▸ DATA EXTRACT

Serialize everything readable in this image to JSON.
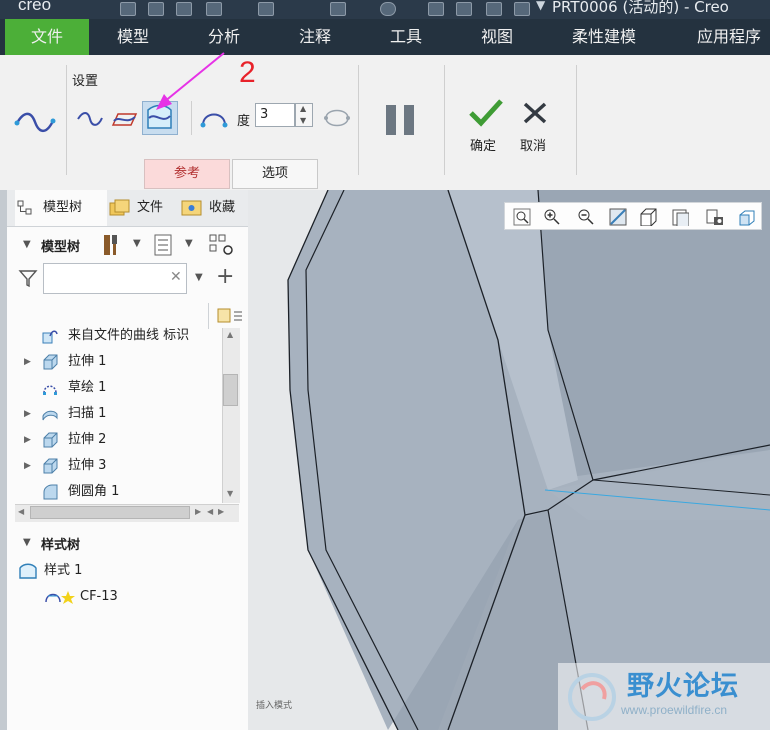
{
  "window": {
    "app_name": "creo",
    "title": "PRT0006 (活动的) - Creo"
  },
  "menu": {
    "items": [
      "文件",
      "模型",
      "分析",
      "注释",
      "工具",
      "视图",
      "柔性建模",
      "应用程序"
    ]
  },
  "ribbon": {
    "group_label": "设置",
    "degree_label": "度",
    "degree_value": "3",
    "ok_label": "确定",
    "cancel_label": "取消",
    "tabs": [
      "参考",
      "选项"
    ]
  },
  "annotation": {
    "number": "2",
    "color": "#e8222a",
    "arrow_color": "#e632e6"
  },
  "panel": {
    "tabs": [
      "模型树",
      "文件",
      "收藏"
    ],
    "tree_header": "模型树",
    "filter_placeholder": "",
    "tree_items": [
      {
        "label": "来自文件的曲线 标识",
        "icon": "curve-from-file-icon",
        "expandable": false
      },
      {
        "label": "拉伸 1",
        "icon": "extrude-icon",
        "expandable": true
      },
      {
        "label": "草绘 1",
        "icon": "sketch-icon",
        "expandable": false
      },
      {
        "label": "扫描 1",
        "icon": "sweep-icon",
        "expandable": true
      },
      {
        "label": "拉伸 2",
        "icon": "extrude-icon",
        "expandable": true
      },
      {
        "label": "拉伸 3",
        "icon": "extrude-icon",
        "expandable": true
      },
      {
        "label": "倒圆角 1",
        "icon": "round-icon",
        "expandable": false
      }
    ],
    "style_header": "样式树",
    "style_items": [
      {
        "label": "样式 1",
        "icon": "style-icon"
      },
      {
        "label": "CF-13",
        "icon": "curve-network-icon"
      }
    ]
  },
  "viewport": {
    "hint": "插入模式"
  },
  "watermark": {
    "text": "野火论坛",
    "url": "www.proewildfire.cn"
  },
  "colors": {
    "accent_green": "#4caf38",
    "menu_bg": "#24323f",
    "model_surface": "#9aa6b4"
  }
}
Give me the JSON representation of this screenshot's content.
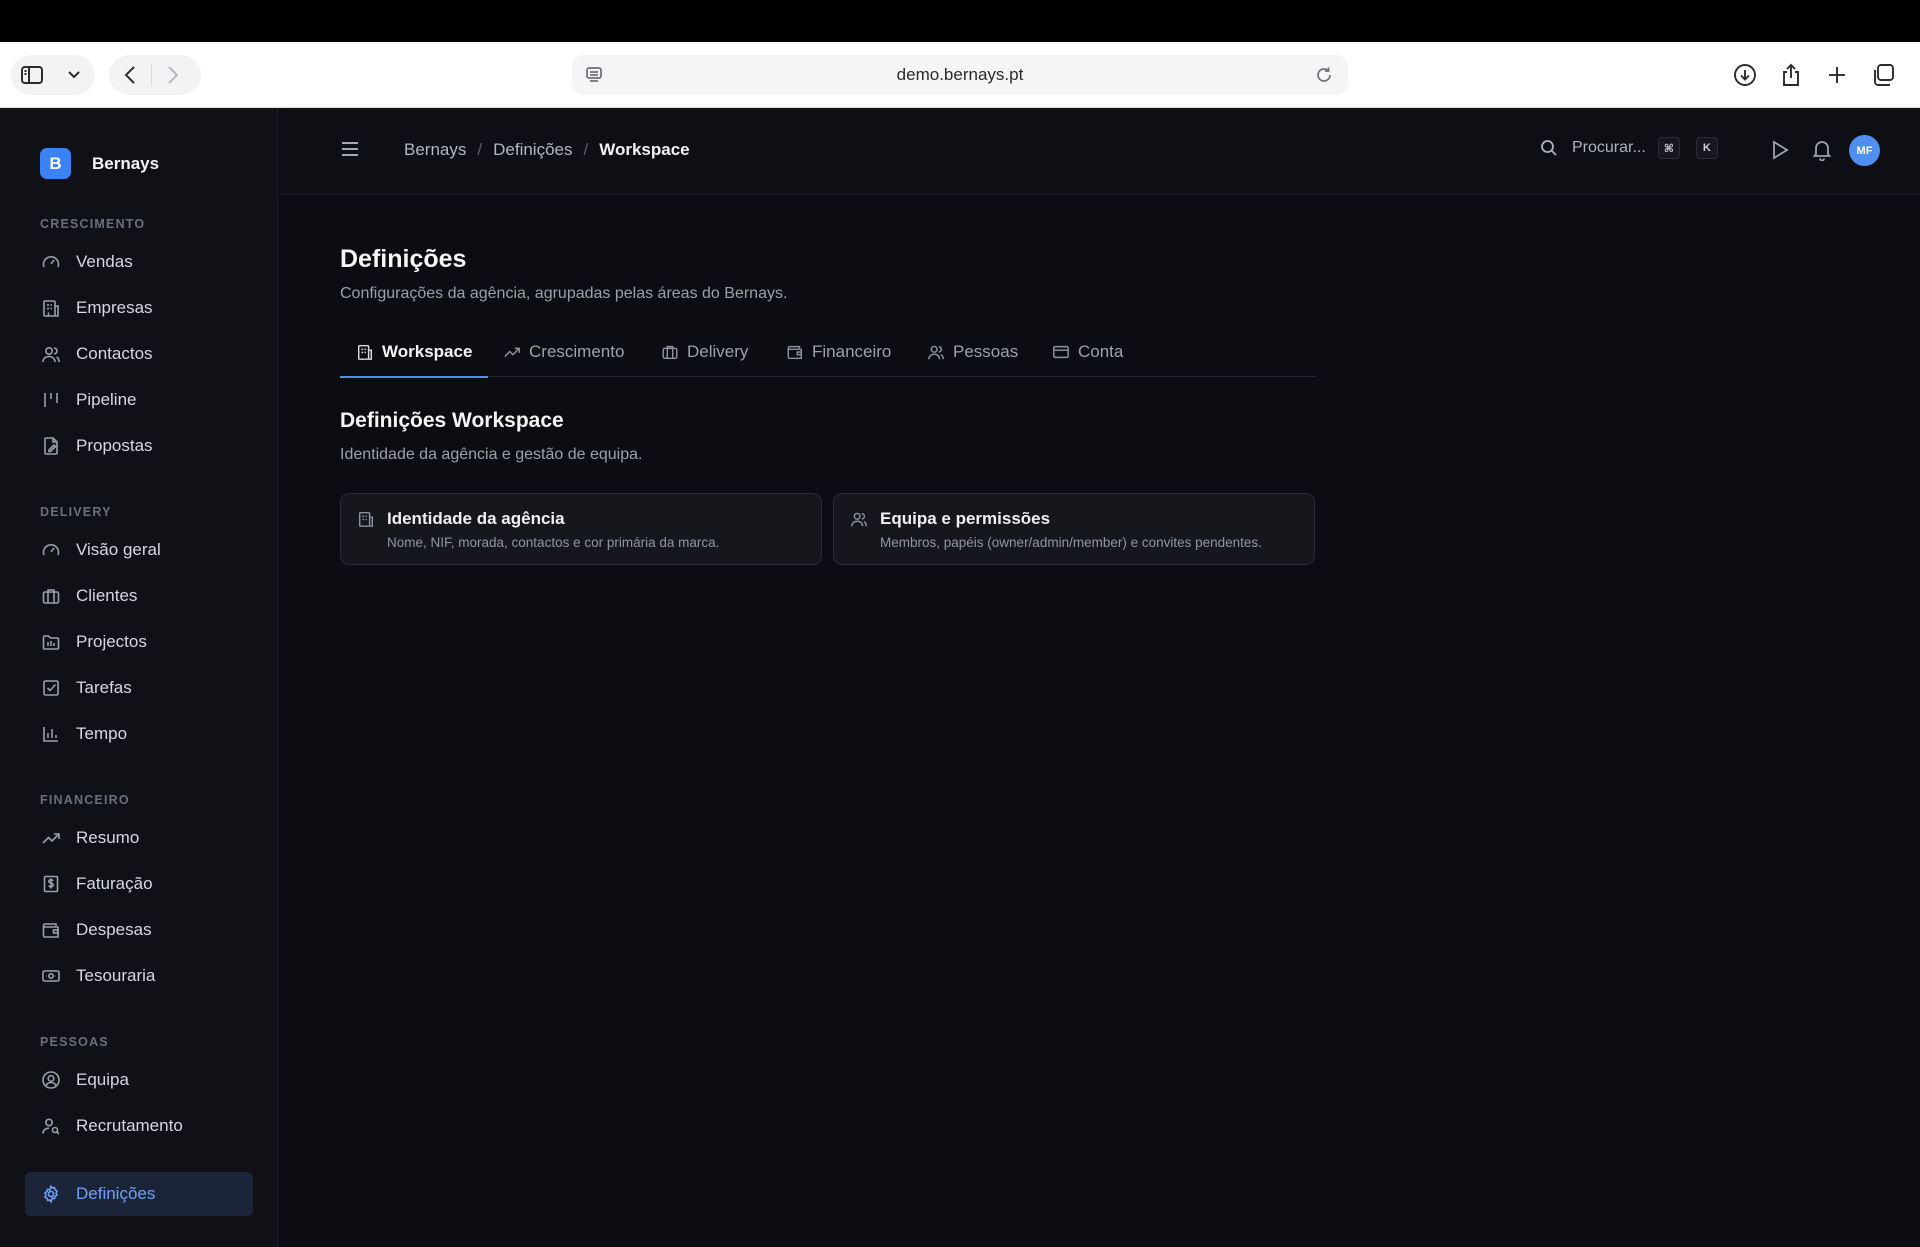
{
  "browser": {
    "url": "demo.bernays.pt"
  },
  "sidebar": {
    "brand": {
      "logo_letter": "B",
      "name": "Bernays"
    },
    "sections": [
      {
        "label": "CRESCIMENTO",
        "items": [
          {
            "label": "Vendas",
            "icon": "gauge-icon"
          },
          {
            "label": "Empresas",
            "icon": "building-icon"
          },
          {
            "label": "Contactos",
            "icon": "users-icon"
          },
          {
            "label": "Pipeline",
            "icon": "kanban-icon"
          },
          {
            "label": "Propostas",
            "icon": "file-edit-icon"
          }
        ]
      },
      {
        "label": "DELIVERY",
        "items": [
          {
            "label": "Visão geral",
            "icon": "gauge-icon"
          },
          {
            "label": "Clientes",
            "icon": "briefcase-icon"
          },
          {
            "label": "Projectos",
            "icon": "folder-icon"
          },
          {
            "label": "Tarefas",
            "icon": "checkbox-icon"
          },
          {
            "label": "Tempo",
            "icon": "bar-chart-icon"
          }
        ]
      },
      {
        "label": "FINANCEIRO",
        "items": [
          {
            "label": "Resumo",
            "icon": "trending-up-icon"
          },
          {
            "label": "Faturação",
            "icon": "invoice-icon"
          },
          {
            "label": "Despesas",
            "icon": "wallet-icon"
          },
          {
            "label": "Tesouraria",
            "icon": "banknote-icon"
          }
        ]
      },
      {
        "label": "PESSOAS",
        "items": [
          {
            "label": "Equipa",
            "icon": "user-circle-icon"
          },
          {
            "label": "Recrutamento",
            "icon": "user-search-icon"
          }
        ]
      }
    ],
    "settings": {
      "label": "Definições",
      "icon": "gear-icon",
      "active": true
    }
  },
  "topnav": {
    "breadcrumb": [
      "Bernays",
      "Definições",
      "Workspace"
    ],
    "search_placeholder": "Procurar...",
    "shortcut_keys": [
      "⌘",
      "K"
    ],
    "avatar_initials": "MF"
  },
  "page": {
    "title": "Definições",
    "subtitle": "Configurações da agência, agrupadas pelas áreas do Bernays.",
    "tabs": [
      {
        "label": "Workspace",
        "icon": "building-icon",
        "active": true
      },
      {
        "label": "Crescimento",
        "icon": "trending-up-icon"
      },
      {
        "label": "Delivery",
        "icon": "briefcase-icon"
      },
      {
        "label": "Financeiro",
        "icon": "wallet-icon"
      },
      {
        "label": "Pessoas",
        "icon": "users-icon"
      },
      {
        "label": "Conta",
        "icon": "credit-card-icon"
      }
    ],
    "section_title": "Definições Workspace",
    "section_subtitle": "Identidade da agência e gestão de equipa.",
    "cards": [
      {
        "title": "Identidade da agência",
        "description": "Nome, NIF, morada, contactos e cor primária da marca.",
        "icon": "building-icon"
      },
      {
        "title": "Equipa e permissões",
        "description": "Membros, papéis (owner/admin/member) e convites pendentes.",
        "icon": "users-icon"
      }
    ]
  },
  "colors": {
    "accent": "#4f8ff0",
    "sidebar_bg": "#101117",
    "content_bg": "#0c0d12"
  }
}
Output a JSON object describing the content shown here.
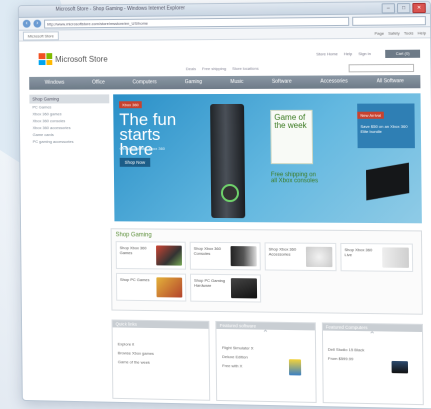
{
  "window": {
    "title": "Microsoft Store - Shop Gaming - Windows Internet Explorer",
    "url": "http://www.microsoftstore.com/store/msstore/en_US/home"
  },
  "tab": {
    "label": "Microsoft Store"
  },
  "commands": [
    "Page",
    "Safety",
    "Tools",
    "Help"
  ],
  "store": {
    "name": "Microsoft Store",
    "top_links": [
      "Store Home",
      "Help",
      "Sign in"
    ],
    "cart_label": "Cart (0)",
    "sub_links": [
      "Deals",
      "Free shipping",
      "Store locations"
    ]
  },
  "nav": [
    "Windows",
    "Office",
    "Computers",
    "Gaming",
    "Music",
    "Software",
    "Accessories",
    "All Software"
  ],
  "sidebar": {
    "header": "Shop Gaming",
    "items": [
      "PC Games",
      "Xbox 360 games",
      "Xbox 360 consoles",
      "Xbox 360 accessories",
      "Game cards",
      "PC gaming accessories"
    ]
  },
  "hero": {
    "tag": "Xbox 360",
    "title": "The fun starts here",
    "subtitle": "Get started with Xbox 360",
    "button": "Shop Now",
    "gotw": "Game of the week",
    "promo_tag": "New Arrival",
    "promo_text": "Save $50 on an Xbox 360 Elite bundle",
    "free_text": "Free shipping on all Xbox consoles"
  },
  "shop_gaming": {
    "title": "Shop Gaming",
    "products": [
      {
        "label": "Shop Xbox 360 Games"
      },
      {
        "label": "Shop Xbox 360 Consoles"
      },
      {
        "label": "Shop Xbox 360 Accessories"
      },
      {
        "label": "Shop Xbox 360 Live"
      },
      {
        "label": "Shop PC Games"
      },
      {
        "label": "Shop PC Gaming Hardware"
      }
    ]
  },
  "bottom": [
    {
      "title": "Quick links",
      "items": [
        "Explore it",
        "Browse Xbox games",
        "Game of the week"
      ]
    },
    {
      "title": "Featured software",
      "items": [
        "Flight Simulator X",
        "Deluxe Edition",
        "Free with X"
      ]
    },
    {
      "title": "Featured Computers",
      "items": [
        "Dell Studio 15 Black",
        "From $599.99"
      ]
    }
  ],
  "colors": {
    "nav_gradient": "#7d8a97",
    "hero_blue": "#2a8fc7",
    "gaming_green": "#5c8f3a",
    "accent_red": "#c8422f"
  }
}
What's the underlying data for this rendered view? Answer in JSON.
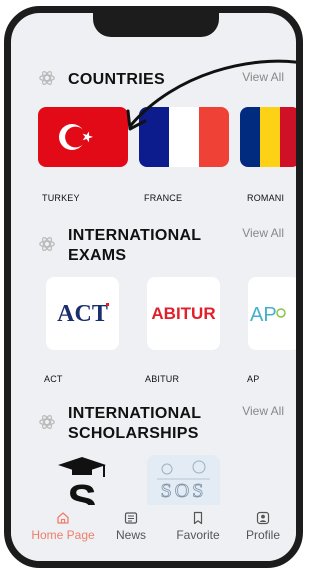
{
  "sections": [
    {
      "title": "COUNTRIES",
      "view_all": "View All",
      "items": [
        {
          "label": "TURKEY"
        },
        {
          "label": "FRANCE"
        },
        {
          "label": "ROMANI"
        }
      ]
    },
    {
      "title": "INTERNATIONAL EXAMS",
      "view_all": "View All",
      "items": [
        {
          "label": "ACT",
          "logo": "ACT"
        },
        {
          "label": "ABITUR",
          "logo": "ABITUR"
        },
        {
          "label": "AP",
          "logo": "AP"
        }
      ]
    },
    {
      "title": "INTERNATIONAL SCHOLARSHIPS",
      "view_all": "View All",
      "items": [
        {
          "logo": "S"
        },
        {
          "logo": "SOS"
        }
      ]
    }
  ],
  "nav": [
    {
      "label": "Home Page",
      "icon": "home-icon",
      "active": true
    },
    {
      "label": "News",
      "icon": "news-icon",
      "active": false
    },
    {
      "label": "Favorite",
      "icon": "bookmark-icon",
      "active": false
    },
    {
      "label": "Profile",
      "icon": "profile-icon",
      "active": false
    }
  ],
  "colors": {
    "accent": "#f07d6d",
    "turkey_red": "#e30a17",
    "france_blue": "#0c1c8c",
    "france_red": "#ef4135",
    "romania_yellow": "#fcd116",
    "romania_blue": "#002b7f"
  }
}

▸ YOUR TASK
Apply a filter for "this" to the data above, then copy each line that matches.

▸ ANSWER SPACE
Serialize everything readable in this image to JSON.
Give me the JSON representation of this screenshot's content.
What's the underlying data for this rendered view? Answer in JSON.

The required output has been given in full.